In the Nineteenth Century our forebears used a wood based search engine, called a Catalogue: and, in the days before Amazon, it was surprising what you could get. Farmers in New Zealand (and anywhere else for that matter) could buy a Church in a crate from Isaac Dixon & Co, whose 1896 catalogue offered to box it all up, ship it over (in as little as four months (the Amazon Prime of its day)), and drop it off for collection “at your local railway station”. A top of the range, 500 seat church cost £875 in new money, but you had to dig your own foundations: and if you wanted lights and heat that was an extra £70. For the more ambitious, you could also buy a School in a crate, a Clubhouse (gin and tonic extra) and even a Billiard Hall (cues and balls included)…all boxed up and delivered to your local station platform.
So there’s nothing new about prefabricating public infrastructure…its all about public need.
Schools and Hospitals
A hundred years ago colonists scattered across the British Empire didn’t have much if anything by way of local builders, never mind materials to build with, but they still needed Schools and Hospitals (perhaps not Billiard Halls but, hey, everyone needs a hobby): and today Public Infrastructure Projects have rarely been so important, think Nightingale Hospitals, COVID Vaccination Facilities and Schools. But, with such unprecedented public pressures currently created by the COVID pandemic, how can we hope to deliver to those needs at the pace required?
Just Imagine you could construct a fully functioning Intensive Care Unit inside a month. It’s not science fiction… it’s science fact. Modular construction has never been so important as it is now… Building on more than a hundred years’ experience.
Facing up to the Future
Working through the Crown Commercial Service (www.crowncommercial.gov.uk) the UK Government has now introduced a Modular Building Service to provide public sector bodies with facilities to buy or lease pre-designed, pre-fabricated and ready to install modular buildings: everything from Schoolrooms to Hospital Wards as well as Housing, Defence Installations, Commercial Units and Retail Shops. So-called “Framework Prices” are fixed for two years with design minima to help ensure high product quality. Social value and sustainability are important too: customers can ask suppliers to tailor the product to match their individual priorities.

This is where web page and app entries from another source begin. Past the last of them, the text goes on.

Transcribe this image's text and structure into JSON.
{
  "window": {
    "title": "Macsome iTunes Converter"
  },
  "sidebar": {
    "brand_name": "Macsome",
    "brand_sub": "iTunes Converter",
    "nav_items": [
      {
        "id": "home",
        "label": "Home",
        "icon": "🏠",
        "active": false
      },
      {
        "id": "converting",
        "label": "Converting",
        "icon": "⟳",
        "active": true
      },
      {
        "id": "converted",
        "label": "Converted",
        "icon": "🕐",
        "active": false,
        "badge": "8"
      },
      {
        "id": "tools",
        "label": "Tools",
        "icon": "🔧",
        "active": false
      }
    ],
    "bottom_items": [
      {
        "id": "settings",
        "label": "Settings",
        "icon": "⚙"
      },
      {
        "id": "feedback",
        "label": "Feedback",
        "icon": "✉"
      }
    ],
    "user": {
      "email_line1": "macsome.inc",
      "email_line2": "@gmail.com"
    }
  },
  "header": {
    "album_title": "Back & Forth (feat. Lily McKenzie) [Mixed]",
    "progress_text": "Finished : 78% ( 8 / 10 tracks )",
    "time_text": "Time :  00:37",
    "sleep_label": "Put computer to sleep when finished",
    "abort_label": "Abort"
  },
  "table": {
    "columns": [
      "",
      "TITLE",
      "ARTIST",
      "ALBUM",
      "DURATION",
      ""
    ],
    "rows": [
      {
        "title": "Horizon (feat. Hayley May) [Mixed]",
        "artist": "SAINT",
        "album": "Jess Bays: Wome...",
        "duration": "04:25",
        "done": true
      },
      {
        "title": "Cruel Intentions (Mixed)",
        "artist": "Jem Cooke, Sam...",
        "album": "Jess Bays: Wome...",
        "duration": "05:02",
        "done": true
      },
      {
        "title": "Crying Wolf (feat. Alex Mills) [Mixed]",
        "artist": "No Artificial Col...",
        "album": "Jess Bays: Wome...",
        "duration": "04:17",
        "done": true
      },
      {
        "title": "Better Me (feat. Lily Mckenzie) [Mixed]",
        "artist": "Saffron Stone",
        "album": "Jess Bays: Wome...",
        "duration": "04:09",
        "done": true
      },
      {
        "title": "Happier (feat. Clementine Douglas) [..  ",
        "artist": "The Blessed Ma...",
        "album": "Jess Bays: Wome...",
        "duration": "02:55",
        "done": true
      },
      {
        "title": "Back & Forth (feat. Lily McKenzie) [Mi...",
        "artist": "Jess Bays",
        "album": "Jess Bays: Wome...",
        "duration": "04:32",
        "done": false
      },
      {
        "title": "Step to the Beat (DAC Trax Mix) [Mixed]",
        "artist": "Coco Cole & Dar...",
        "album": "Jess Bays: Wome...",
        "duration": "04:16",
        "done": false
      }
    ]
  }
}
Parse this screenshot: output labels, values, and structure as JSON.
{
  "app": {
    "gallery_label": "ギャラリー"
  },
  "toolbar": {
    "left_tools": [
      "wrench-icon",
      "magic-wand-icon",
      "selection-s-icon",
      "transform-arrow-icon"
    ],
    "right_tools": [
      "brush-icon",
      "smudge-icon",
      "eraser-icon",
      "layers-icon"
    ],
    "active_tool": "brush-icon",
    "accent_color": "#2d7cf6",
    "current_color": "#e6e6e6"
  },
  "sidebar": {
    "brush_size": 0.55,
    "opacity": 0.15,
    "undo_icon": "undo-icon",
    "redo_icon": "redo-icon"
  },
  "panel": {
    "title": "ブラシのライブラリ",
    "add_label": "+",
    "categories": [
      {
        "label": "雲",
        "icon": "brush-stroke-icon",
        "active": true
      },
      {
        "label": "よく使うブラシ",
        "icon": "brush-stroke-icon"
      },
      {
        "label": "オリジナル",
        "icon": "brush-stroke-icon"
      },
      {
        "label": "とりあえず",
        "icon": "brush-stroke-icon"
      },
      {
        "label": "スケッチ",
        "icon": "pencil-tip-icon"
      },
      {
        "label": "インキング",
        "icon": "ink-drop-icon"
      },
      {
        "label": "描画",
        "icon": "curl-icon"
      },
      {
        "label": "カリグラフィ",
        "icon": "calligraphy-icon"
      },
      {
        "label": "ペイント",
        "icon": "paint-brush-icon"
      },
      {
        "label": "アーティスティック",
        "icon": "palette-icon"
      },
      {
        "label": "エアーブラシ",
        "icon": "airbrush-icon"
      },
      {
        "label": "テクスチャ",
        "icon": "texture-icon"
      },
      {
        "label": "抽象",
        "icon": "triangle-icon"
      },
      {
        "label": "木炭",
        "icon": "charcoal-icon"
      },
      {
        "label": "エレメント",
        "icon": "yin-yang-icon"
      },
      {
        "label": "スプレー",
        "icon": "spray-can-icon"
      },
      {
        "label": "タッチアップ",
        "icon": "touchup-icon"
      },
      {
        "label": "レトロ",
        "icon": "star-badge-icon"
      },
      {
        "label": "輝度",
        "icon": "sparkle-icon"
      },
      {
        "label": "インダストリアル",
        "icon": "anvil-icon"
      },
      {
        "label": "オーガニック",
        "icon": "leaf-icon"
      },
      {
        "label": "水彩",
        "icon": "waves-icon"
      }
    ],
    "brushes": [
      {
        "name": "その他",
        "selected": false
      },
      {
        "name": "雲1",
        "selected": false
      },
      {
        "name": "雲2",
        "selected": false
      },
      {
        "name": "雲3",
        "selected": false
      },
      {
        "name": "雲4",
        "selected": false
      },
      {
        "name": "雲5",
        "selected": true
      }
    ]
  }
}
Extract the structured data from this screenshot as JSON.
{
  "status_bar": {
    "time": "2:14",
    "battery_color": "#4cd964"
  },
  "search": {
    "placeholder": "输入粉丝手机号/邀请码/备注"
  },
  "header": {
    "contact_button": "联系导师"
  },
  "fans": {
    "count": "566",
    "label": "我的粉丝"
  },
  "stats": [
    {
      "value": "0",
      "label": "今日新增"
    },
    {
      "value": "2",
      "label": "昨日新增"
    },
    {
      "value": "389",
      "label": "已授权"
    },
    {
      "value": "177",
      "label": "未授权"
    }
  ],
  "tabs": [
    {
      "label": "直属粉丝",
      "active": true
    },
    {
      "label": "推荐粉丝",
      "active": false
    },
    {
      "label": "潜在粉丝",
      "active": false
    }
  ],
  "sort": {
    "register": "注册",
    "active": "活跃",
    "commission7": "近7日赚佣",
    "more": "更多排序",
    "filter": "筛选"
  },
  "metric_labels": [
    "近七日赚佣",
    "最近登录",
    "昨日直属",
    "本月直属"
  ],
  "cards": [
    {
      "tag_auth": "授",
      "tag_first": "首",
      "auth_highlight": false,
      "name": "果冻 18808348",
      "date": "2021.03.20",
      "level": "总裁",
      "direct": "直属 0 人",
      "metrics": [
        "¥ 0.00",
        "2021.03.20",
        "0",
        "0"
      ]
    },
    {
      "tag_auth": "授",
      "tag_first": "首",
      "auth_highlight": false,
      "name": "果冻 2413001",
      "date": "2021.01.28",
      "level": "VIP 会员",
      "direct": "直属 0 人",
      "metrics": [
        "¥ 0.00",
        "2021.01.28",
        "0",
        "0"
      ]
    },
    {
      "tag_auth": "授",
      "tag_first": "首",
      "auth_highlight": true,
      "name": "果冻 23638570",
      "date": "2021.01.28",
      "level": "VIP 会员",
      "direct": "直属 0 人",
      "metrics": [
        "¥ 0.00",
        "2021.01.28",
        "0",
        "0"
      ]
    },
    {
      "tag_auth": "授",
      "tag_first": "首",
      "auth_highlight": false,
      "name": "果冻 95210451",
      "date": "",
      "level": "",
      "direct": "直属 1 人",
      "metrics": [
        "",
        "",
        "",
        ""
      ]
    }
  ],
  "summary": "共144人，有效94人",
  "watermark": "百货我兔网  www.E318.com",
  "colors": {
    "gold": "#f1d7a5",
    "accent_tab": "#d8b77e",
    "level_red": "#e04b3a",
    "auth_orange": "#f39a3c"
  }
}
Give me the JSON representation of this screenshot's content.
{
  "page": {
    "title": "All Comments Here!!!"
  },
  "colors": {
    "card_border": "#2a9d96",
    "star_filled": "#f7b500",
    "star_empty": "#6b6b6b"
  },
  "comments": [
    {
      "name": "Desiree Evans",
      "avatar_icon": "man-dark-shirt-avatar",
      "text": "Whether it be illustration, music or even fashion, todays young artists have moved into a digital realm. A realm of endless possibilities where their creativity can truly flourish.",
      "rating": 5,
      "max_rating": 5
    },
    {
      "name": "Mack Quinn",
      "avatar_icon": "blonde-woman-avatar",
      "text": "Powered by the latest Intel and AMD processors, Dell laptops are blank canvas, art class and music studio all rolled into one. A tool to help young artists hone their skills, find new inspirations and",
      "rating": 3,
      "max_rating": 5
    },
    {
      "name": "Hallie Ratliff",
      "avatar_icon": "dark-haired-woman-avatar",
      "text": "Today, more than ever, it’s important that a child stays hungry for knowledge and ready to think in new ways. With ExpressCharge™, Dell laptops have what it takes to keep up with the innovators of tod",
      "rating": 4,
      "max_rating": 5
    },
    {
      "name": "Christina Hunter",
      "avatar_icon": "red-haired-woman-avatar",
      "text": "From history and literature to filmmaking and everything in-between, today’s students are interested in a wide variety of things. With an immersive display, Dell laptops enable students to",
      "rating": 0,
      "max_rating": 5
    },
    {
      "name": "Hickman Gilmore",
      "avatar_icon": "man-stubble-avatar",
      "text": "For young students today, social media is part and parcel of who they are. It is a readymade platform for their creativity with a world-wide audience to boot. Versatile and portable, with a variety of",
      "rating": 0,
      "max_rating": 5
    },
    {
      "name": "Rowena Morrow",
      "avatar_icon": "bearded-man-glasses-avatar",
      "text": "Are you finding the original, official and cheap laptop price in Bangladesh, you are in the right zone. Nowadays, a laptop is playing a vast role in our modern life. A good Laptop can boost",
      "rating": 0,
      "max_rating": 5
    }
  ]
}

Just like other Governments and private construction companies across the globe, the UK is waking up (again) to the full potential of Modular Construction: a ready-made and more effective alternative to costly and drawn out traditional building techniques.
Low Cost, High Quality
Public Buildings and Facilities created using advanced Modular systems are 30% lower in price than conventional equivalents, delivering space, people and technology at the core of the asset itself: with added inbuilt digital technologies, think life support systems in those new Nightingale Hospitals put together in less than a month. And Modular Construction also typically re-uses 80% of its components, which fits in perfectly with the demands of the Circular Economy (www.oecd.org): prolonging the useful lifespan of materials by combining modularity with durability and reducing embodied energy.
To secure the public services we all need in these difficult times, we have to learn to build better, faster and smarter: and that has inevitably increased reliance on Modular Construction technologies by public bodies across the planet. The latest UK design initiative is just part of a much larger process.
Modulex is setting up the world’s largest steel modular buildings factory based in India. It was established by Red Ribbon to harness the full potential of fast-evolving technologies and deliver at pace to meet the evolving needs of the community.